# Binomial expansion

## Main Question or Discussion Point

How do you expand and simplify $$(1 + \sqrt\frac{2}{n-1})^n$$?

I know this involves a binomial expansion and I can expand it to look something like

$$\left(\begin{array}{c}n&0\end{array}\right){\frac{2}{n-1}}^\frac{0}{2} + \left(\begin{array}{c}n&1\end{array}\right){\frac{2}{n-1}}^\frac{1}{2} + ...$$

but how do you simplify this?

Last edited:

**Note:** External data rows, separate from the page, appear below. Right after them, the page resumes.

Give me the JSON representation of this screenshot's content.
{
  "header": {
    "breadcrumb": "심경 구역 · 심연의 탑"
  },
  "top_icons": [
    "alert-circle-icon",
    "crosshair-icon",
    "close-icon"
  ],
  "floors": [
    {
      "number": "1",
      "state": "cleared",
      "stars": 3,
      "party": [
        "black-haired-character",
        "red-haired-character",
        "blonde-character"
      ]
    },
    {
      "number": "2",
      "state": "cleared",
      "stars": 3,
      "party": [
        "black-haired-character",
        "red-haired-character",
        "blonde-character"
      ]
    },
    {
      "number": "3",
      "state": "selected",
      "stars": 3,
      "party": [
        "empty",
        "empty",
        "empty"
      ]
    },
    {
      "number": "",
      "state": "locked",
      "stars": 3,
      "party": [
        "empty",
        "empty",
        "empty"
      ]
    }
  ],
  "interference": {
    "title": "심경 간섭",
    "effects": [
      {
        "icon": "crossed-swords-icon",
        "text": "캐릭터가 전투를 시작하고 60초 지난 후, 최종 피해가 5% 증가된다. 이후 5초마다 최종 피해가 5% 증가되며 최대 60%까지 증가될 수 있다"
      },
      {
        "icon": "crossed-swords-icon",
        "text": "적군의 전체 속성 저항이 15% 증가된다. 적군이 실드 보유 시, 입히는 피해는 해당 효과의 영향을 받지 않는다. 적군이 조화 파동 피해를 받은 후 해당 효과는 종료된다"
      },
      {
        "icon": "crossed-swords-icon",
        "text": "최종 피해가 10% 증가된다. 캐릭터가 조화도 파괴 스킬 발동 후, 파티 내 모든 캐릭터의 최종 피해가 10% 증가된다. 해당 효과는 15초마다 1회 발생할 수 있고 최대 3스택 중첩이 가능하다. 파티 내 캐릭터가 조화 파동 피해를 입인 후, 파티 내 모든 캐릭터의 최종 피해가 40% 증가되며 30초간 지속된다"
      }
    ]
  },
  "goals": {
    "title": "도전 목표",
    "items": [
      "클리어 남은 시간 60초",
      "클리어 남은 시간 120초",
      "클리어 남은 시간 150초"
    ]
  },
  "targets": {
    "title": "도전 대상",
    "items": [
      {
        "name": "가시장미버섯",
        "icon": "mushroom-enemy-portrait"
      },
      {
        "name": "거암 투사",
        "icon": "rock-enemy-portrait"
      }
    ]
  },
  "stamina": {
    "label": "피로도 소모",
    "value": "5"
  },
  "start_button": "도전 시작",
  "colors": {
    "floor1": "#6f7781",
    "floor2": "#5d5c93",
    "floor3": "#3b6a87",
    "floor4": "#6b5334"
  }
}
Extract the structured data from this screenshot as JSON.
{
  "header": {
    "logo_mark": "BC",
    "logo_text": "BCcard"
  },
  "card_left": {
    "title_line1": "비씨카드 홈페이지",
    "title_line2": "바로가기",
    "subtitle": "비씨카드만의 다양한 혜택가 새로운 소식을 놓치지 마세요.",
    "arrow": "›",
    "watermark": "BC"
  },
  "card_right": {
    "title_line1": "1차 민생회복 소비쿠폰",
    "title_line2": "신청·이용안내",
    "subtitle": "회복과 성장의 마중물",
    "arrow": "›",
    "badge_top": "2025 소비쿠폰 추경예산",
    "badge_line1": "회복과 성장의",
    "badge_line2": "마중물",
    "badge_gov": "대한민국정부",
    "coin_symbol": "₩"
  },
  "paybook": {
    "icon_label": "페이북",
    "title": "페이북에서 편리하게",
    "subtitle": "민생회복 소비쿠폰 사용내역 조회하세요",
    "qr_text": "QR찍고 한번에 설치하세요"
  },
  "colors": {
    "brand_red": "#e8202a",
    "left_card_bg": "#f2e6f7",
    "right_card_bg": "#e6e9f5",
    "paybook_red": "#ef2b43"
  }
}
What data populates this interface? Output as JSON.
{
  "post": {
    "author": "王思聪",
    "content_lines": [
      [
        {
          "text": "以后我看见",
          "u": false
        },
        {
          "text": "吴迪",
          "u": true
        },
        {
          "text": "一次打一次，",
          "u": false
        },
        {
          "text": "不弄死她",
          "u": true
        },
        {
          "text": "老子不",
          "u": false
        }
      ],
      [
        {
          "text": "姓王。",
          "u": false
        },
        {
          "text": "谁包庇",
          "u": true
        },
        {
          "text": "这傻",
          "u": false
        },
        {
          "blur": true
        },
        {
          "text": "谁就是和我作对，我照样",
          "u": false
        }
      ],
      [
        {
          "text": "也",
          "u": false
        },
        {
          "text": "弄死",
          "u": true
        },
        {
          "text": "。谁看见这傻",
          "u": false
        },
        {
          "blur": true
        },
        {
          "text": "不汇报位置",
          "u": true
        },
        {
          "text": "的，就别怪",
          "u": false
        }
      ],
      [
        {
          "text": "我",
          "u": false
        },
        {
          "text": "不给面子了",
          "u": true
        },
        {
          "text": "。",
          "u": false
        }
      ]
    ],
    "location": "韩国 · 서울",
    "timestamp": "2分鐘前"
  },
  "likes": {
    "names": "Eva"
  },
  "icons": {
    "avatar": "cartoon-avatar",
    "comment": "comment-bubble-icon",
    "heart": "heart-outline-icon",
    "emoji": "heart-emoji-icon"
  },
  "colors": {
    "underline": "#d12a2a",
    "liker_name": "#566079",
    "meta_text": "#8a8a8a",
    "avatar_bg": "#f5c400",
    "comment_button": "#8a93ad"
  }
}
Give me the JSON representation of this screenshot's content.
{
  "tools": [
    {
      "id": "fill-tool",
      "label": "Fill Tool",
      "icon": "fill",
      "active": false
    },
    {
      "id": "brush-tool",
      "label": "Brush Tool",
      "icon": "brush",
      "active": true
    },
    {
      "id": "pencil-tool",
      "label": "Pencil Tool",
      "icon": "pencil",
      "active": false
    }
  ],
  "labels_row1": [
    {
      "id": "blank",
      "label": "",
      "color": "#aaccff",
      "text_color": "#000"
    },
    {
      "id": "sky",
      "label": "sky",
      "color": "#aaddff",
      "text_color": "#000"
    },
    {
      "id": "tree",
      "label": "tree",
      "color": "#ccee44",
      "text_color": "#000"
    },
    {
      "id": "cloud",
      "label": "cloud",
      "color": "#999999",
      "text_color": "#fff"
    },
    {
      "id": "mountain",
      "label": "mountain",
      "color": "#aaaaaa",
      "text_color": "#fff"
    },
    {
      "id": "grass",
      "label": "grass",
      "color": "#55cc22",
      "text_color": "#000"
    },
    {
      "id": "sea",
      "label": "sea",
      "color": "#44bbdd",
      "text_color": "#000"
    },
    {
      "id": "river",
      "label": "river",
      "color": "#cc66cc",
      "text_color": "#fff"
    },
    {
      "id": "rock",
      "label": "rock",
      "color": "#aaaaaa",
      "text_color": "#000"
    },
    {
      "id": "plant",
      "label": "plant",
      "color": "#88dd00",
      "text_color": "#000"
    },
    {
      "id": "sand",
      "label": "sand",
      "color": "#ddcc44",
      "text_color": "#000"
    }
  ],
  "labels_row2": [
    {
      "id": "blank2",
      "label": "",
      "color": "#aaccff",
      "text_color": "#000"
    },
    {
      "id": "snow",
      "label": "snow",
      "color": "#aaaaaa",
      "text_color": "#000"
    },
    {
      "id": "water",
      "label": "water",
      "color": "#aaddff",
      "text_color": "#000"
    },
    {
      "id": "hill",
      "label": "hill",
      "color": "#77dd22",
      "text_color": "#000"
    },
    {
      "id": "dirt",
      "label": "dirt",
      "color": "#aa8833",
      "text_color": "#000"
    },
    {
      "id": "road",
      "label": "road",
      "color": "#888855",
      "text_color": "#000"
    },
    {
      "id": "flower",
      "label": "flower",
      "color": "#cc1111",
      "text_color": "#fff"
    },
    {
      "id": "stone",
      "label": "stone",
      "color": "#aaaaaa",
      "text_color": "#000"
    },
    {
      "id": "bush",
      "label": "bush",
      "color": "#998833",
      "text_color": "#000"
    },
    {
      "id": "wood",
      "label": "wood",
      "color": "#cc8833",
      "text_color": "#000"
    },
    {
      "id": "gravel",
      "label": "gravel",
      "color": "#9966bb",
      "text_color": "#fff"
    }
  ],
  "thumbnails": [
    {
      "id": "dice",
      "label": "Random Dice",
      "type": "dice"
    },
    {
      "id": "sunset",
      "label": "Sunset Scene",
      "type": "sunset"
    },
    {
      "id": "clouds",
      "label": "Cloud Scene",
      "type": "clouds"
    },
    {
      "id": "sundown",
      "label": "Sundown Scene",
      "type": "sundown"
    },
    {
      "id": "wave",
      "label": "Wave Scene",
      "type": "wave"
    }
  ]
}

dextercioby
Homework Helper
Sorry to dissapoint you,but apparently u cannot.It looks kinda ugly,but that's how it was supposed to be,since it involved a radical.

Daniel.

Hmm. How can I solve the following problem then?

n is a positive integer. Prove that:

$$n^\frac{1}{n} < 1 + \sqrt\frac{2}{n-1}$$

I also need to show that $$n^\frac{1}{n} \rightarrow 1$$ as $$n \rightarrow \infty$$. I know this follows logically from the fact that $$\frac{1}{n} \rightarrow 0$$as $$n \rightarrow \infty$$. Is there a more rigorous way for showing this?

Also, what is the maximum value of $$n^\frac{1}{n}$$?

dextercioby
Homework Helper
Do you know calculus??If u did,then
$$\lim_{n\rightarrow +\infty} n^{\frac{1}{n}}=\alpha$$(1)
U need to show that \alpha=1.
Take natural logarithm from both sides.Then
$$\lim_{n\rightarrow +\infty} \frac{1}{n}\ln n =\ln\alpha$$ (2)

The first limit is zero (you can show that considering the function [\itex] \frac{\ln x}{x} [/itex] and using L'Ho^spital rule.
THerefore $\ln\alpha=0 \Rightarrow \alpha=1$.

Daniel.

I've never studied L'Hospital's Rule before (I just finished Grade 10). However, I just looked it up on the internet, and I do understand how it works, but not why it works.

Is this problem solvable?

If n is a positive integer, prove that:
$$n^\frac{1}{n} < 1 + \sqrt\frac{2}{n-1}$$

NateTG
Homework Helper
recon said:
I've never studied L'Hospital's Rule before (I just finished Grade 10). However, I just looked it up on the internet, and I do understand how it works, but not why it works.
L'Hospitals rule is relatively easy to prove using the definitions of limit and derivative.

Is this problem solvable?

If n is a positive integer, prove that:
$$n^\frac{1}{n} < 1 + \sqrt\frac{2}{n-1}$$
If n=1 then there are some problems with this.
For n bigger than 1, you've almost got the proof.

Here's something you might find useful:
$$\left(\begin{array}{c}a&b\end{array}\right) = \frac{a!}{b!(a-b)!}$$
Specifically
$$\left(\begin{array}{c}n&0\end{array}\right) = 1$$
$$\left(\begin{array}{c}n&1\end{array}\right) = n$$
and
$$\left(\begin{array}{c}n&2\end{array}\left) = \frac{(n-1)(n-2)}{2}}$$

NateTG said:
If n=1 then there are some problems with this.
For n bigger than 1, you've almost got the proof.

Here's something you might find useful:
$$\left(\begin{array}{c}a&b\end{array}\right) = \frac{a!}{b!(a-b)!}$$
Specifically
$$\left(\begin{array}{c}n&0\end{array}\right) = 1$$
$$\left(\begin{array}{c}n&1\end{array}\right) = n$$
and
$$\left(\begin{array}{c}n&2\end{array}\left) = \frac{(n-1)(n-2)}{2}}$$
Do you mean that I have to expand $$(1 + \sqrt\frac{2}{n-1})^n$$? It's the square root that is confusing me. I can't get rid of it. :yuck:

Putting the question in another form, how do I proof that $$\sqrt{\frac{2}{n-1}}$$ decreases in value slower than $${n^{{\frac{1}{n}}}-1$$ as n increases?